Dataset excerpts:

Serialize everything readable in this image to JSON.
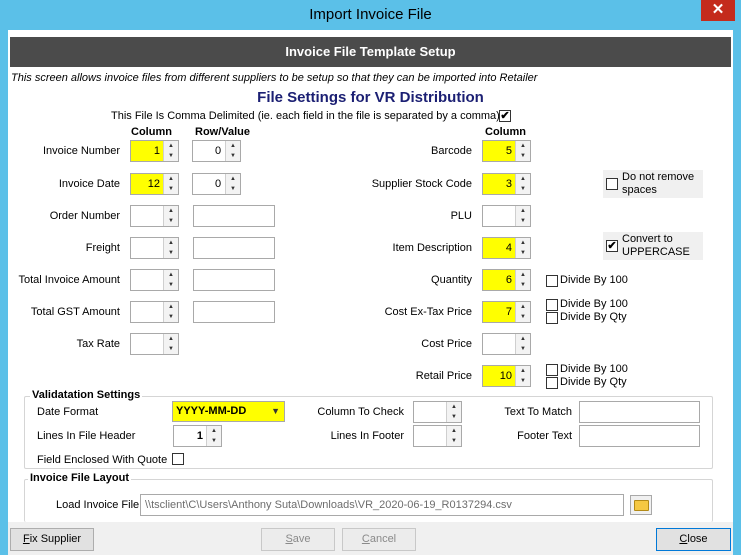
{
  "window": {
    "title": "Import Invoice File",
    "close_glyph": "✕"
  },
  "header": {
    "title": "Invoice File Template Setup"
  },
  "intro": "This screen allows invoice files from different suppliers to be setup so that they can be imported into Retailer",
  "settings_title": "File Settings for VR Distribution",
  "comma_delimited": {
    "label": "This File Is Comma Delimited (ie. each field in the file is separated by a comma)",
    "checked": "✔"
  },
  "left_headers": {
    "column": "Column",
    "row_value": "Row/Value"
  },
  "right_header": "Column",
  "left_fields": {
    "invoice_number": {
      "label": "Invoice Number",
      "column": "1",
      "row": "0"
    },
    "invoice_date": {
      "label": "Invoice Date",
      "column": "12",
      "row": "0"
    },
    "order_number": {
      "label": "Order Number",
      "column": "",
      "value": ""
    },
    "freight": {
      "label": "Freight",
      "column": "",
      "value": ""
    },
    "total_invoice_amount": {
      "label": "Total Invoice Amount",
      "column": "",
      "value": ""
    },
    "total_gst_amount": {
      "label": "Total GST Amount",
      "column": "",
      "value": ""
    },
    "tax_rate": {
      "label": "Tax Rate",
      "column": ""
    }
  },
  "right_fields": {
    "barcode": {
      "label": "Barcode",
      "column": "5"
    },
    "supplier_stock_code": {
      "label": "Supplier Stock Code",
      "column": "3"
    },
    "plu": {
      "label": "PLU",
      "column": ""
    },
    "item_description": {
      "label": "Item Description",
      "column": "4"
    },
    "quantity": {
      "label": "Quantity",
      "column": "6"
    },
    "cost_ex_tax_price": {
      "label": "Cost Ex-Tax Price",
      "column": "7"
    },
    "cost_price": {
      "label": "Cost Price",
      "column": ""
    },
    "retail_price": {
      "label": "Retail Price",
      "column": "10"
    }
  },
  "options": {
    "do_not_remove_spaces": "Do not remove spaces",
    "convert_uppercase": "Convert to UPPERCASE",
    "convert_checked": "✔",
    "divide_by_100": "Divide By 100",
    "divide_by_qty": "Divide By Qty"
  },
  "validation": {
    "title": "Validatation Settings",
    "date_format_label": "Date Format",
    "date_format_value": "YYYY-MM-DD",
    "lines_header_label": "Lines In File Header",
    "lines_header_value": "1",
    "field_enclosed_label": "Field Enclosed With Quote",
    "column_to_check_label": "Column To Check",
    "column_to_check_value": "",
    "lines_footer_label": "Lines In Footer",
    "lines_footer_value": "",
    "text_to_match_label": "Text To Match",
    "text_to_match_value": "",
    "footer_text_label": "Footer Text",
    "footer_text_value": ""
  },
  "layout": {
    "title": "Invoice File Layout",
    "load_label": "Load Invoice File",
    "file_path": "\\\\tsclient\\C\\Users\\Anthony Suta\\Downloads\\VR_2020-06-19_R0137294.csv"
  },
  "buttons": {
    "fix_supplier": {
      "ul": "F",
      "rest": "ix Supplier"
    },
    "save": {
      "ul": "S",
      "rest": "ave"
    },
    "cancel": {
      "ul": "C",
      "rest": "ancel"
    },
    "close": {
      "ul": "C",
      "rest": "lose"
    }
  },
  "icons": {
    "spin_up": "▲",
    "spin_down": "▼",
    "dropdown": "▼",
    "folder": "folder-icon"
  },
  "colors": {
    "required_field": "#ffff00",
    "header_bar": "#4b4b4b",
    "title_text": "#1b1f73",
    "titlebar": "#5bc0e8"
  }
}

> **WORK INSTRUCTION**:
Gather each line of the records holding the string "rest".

> **RESULT FOR THIS EXERCISE**:
      "rest": "ix Supplier"
      "rest": "ave"
      "rest": "ancel"
      "rest": "lose"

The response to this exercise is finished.